To do:
Some lines in the data below hold the string "value". Report how many, as a bare number.
(Information supplied Opens)
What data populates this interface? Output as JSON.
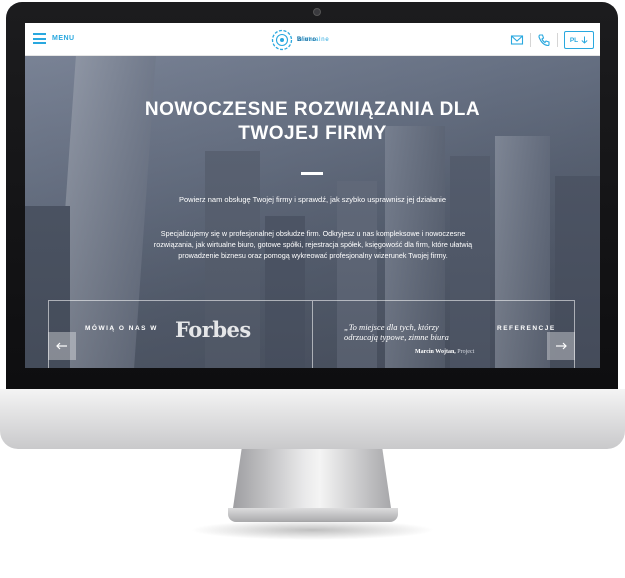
{
  "header": {
    "menu_label": "MENU",
    "logo_line1": "Wirtualne",
    "logo_line2": "Biuro",
    "lang_label": "PL"
  },
  "hero": {
    "title": "NOWOCZESNE ROZWIĄZANIA DLA TWOJEJ FIRMY",
    "subtitle": "Powierz nam obsługę Twojej firmy i sprawdź, jak szybko usprawnisz jej działanie",
    "body": "Specjalizujemy się w profesjonalnej obsłudze firm. Odkryjesz u nas kompleksowe i nowoczesne rozwiązania, jak wirtualne biuro, gotowe spółki, rejestracja spółek, księgowość dla firm, które ułatwią prowadzenie biznesu oraz pomogą wykreować profesjonalny wizerunek Twojej firmy."
  },
  "press": {
    "label": "MÓWIĄ O NAS W",
    "logo_text": "Forbes"
  },
  "testimonial": {
    "quote": "„To miejsce dla tych, którzy odrzucają typowe, zimne biura",
    "author": "Marcin Wojtan,",
    "company": "Project",
    "label": "REFERENCJE"
  },
  "colors": {
    "accent": "#29a8df",
    "accent_dark": "#1f6fa0",
    "hero_text": "#ffffff"
  },
  "icons": [
    "menu-icon",
    "logo-icon",
    "mail-icon",
    "phone-icon",
    "arrow-down-icon",
    "arrow-left-icon",
    "arrow-right-icon"
  ]
}
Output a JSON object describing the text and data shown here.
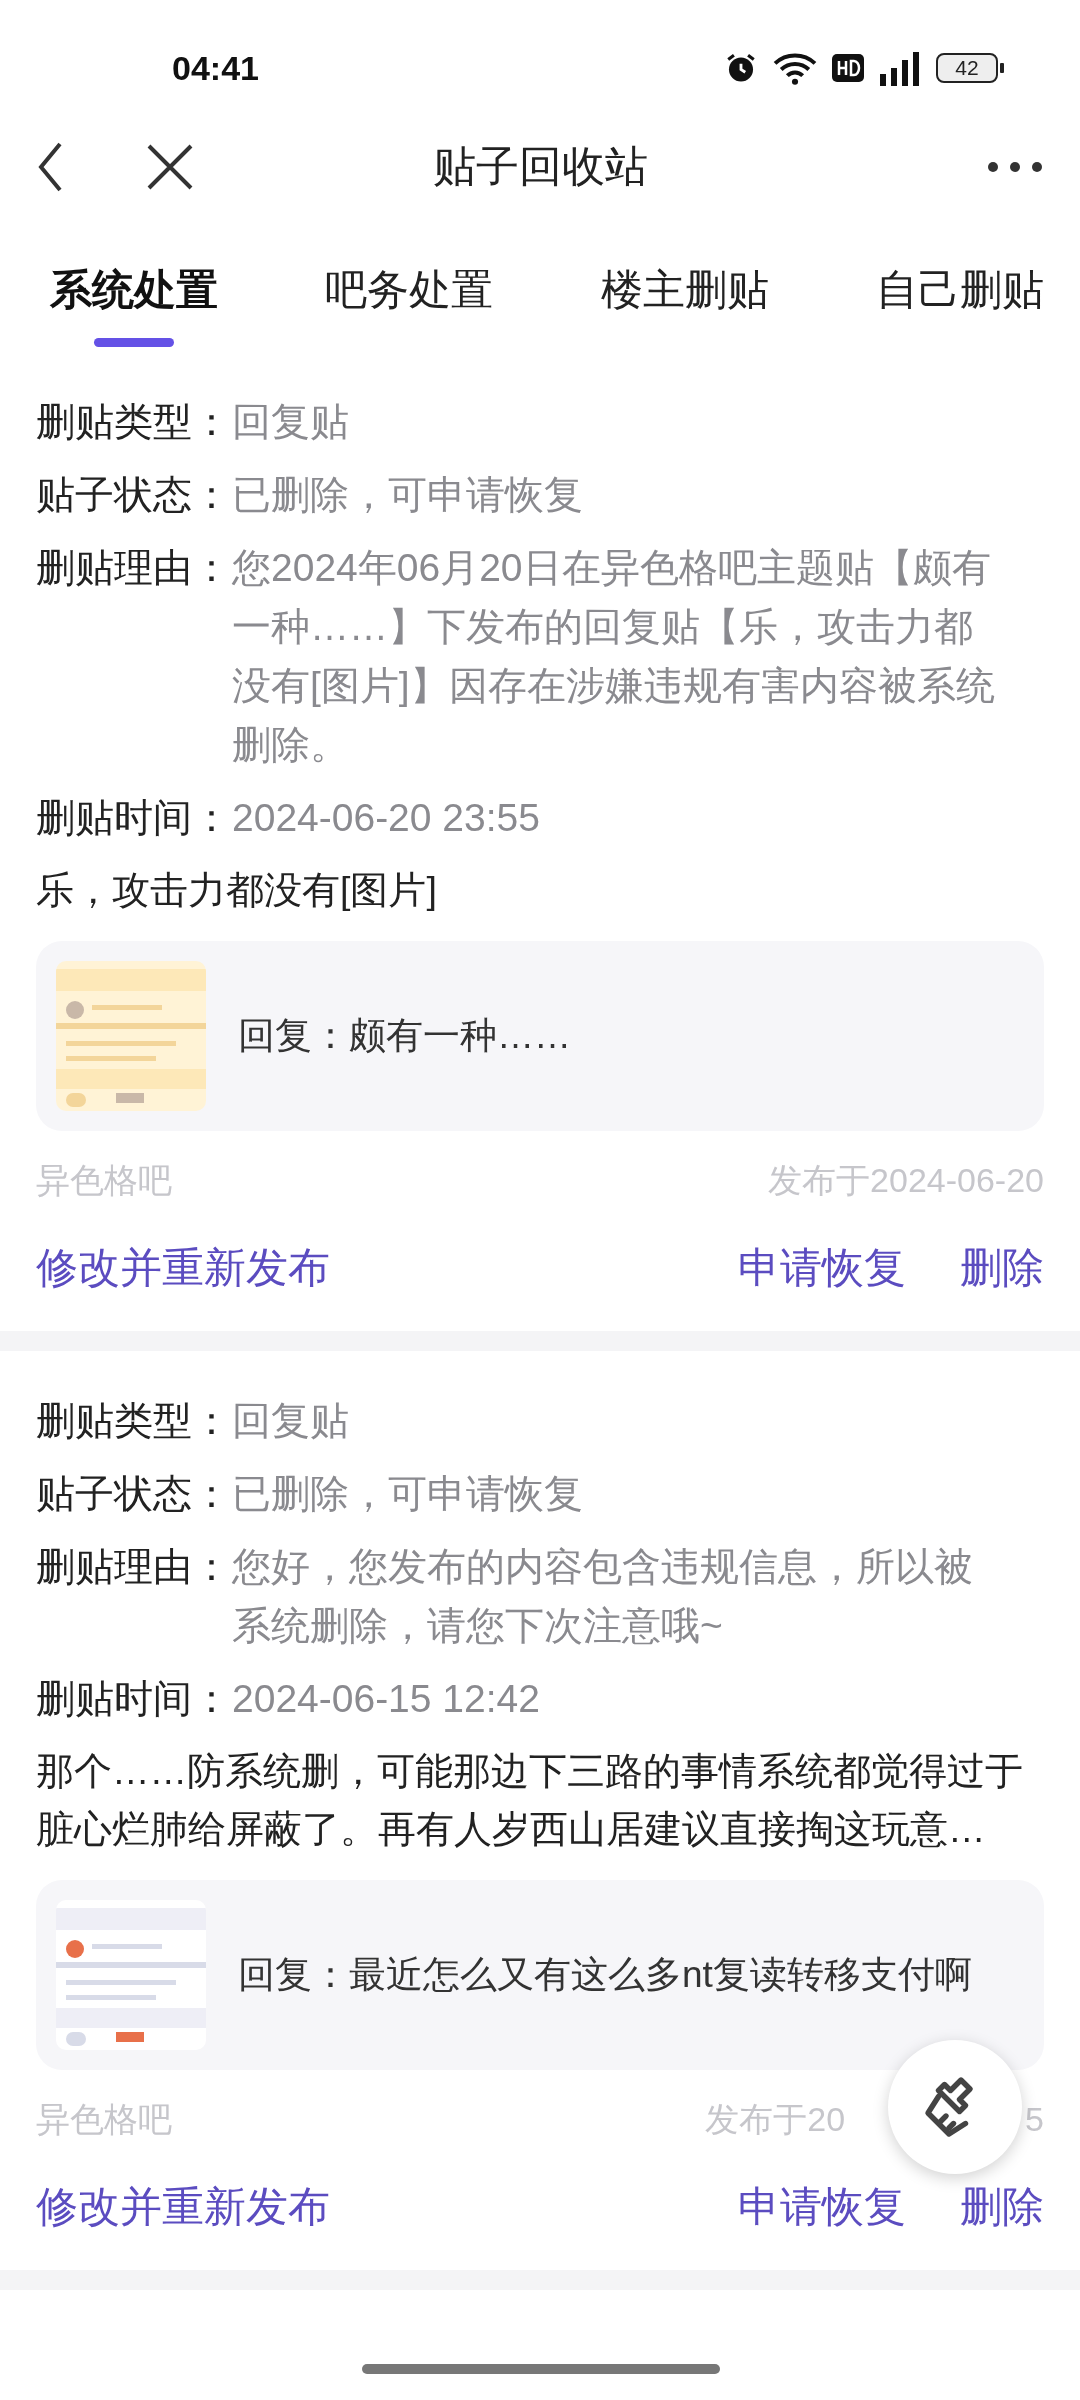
{
  "status_bar": {
    "time": "04:41",
    "battery": "42"
  },
  "nav": {
    "title": "贴子回收站"
  },
  "tabs": [
    {
      "label": "系统处置",
      "selected": true
    },
    {
      "label": "吧务处置",
      "selected": false
    },
    {
      "label": "楼主删贴",
      "selected": false
    },
    {
      "label": "自己删贴",
      "selected": false
    }
  ],
  "posts": [
    {
      "fields": [
        {
          "label": "删贴类型：",
          "value": "回复贴"
        },
        {
          "label": "贴子状态：",
          "value": "已删除，可申请恢复"
        },
        {
          "label": "删贴理由：",
          "value": "您2024年06月20日在异色格吧主题贴【颇有一种……】下发布的回复贴【乐，攻击力都没有[图片]】因存在涉嫌违规有害内容被系统删除。"
        },
        {
          "label": "删贴时间：",
          "value": "2024-06-20 23:55"
        }
      ],
      "content": "乐，攻击力都没有[图片]",
      "quote": {
        "text": "回复：颇有一种……"
      },
      "forum": "异色格吧",
      "date": "发布于2024-06-20",
      "actions": [
        "修改并重新发布",
        "申请恢复",
        "删除"
      ]
    },
    {
      "fields": [
        {
          "label": "删贴类型：",
          "value": "回复贴"
        },
        {
          "label": "贴子状态：",
          "value": "已删除，可申请恢复"
        },
        {
          "label": "删贴理由：",
          "value": "您好，您发布的内容包含违规信息，所以被系统删除，请您下次注意哦~"
        },
        {
          "label": "删贴时间：",
          "value": "2024-06-15 12:42"
        }
      ],
      "content": "那个……防系统删，可能那边下三路的事情系统都觉得过于脏心烂肺给屏蔽了。再有人岁西山居建议直接掏这玩意…",
      "quote": {
        "text": "回复：最近怎么又有这么多nt复读转移支付啊"
      },
      "forum": "异色格吧",
      "date": "发布于20",
      "date_tail": "5",
      "actions": [
        "修改并重新发布",
        "申请恢复",
        "删除"
      ]
    }
  ]
}
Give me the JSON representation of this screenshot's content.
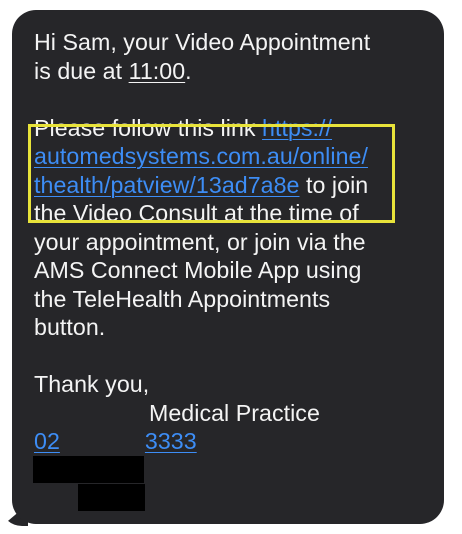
{
  "message": {
    "line1a": "Hi Sam, your Video Appointment",
    "line2a": "is due at ",
    "time": "11:00",
    "line2b": ".",
    "p2_line1_text": "Please follow this link ",
    "p2_line1_link": "https://",
    "p2_line2_link": "automedsystems.com.au/online/",
    "p2_line3_link": "thealth/patview/13ad7a8e",
    "p2_line3_text": " to join",
    "p2_line4": "the Video Consult at the time of",
    "p2_line5": "your appointment, or join via the",
    "p2_line6": "AMS Connect Mobile App using",
    "p2_line7": "the TeleHealth Appointments",
    "p2_line8": "button.",
    "p3_line1": "Thank you,",
    "practice_suffix": "Medical Practice",
    "phone_prefix": "02",
    "phone_suffix": "3333"
  },
  "colors": {
    "bubble": "#262629",
    "text": "#f4f4f4",
    "link": "#3d8df5",
    "highlight": "#e8e33a",
    "redaction": "#000000"
  }
}
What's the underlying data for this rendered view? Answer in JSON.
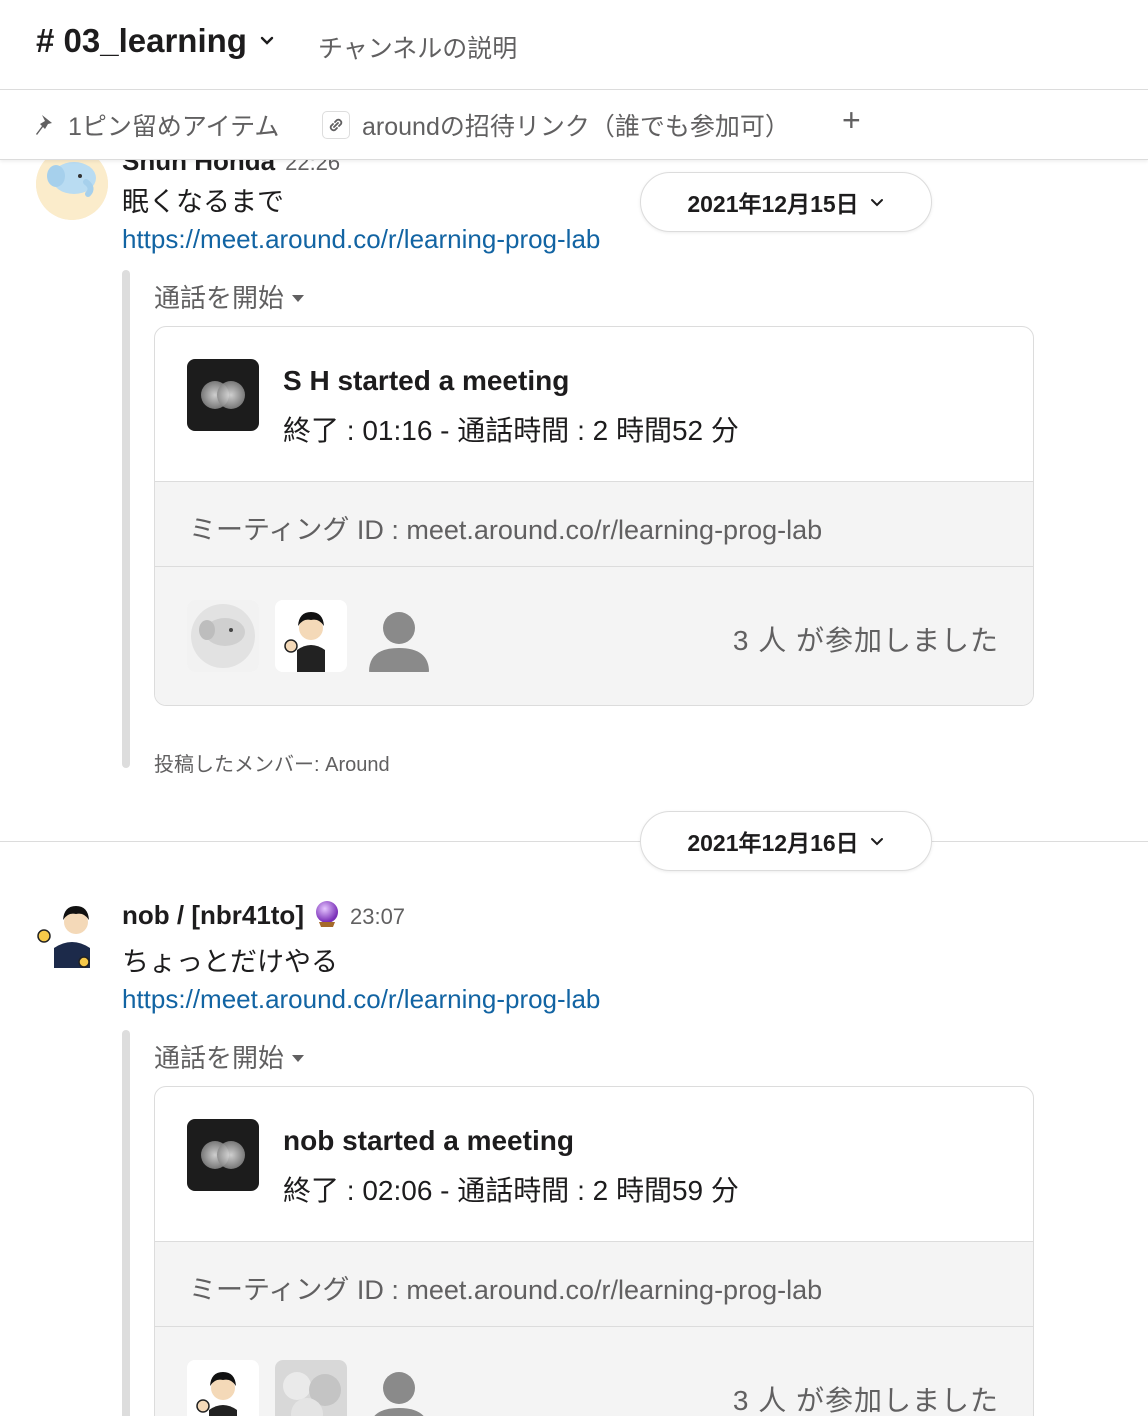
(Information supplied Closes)
Your response:
8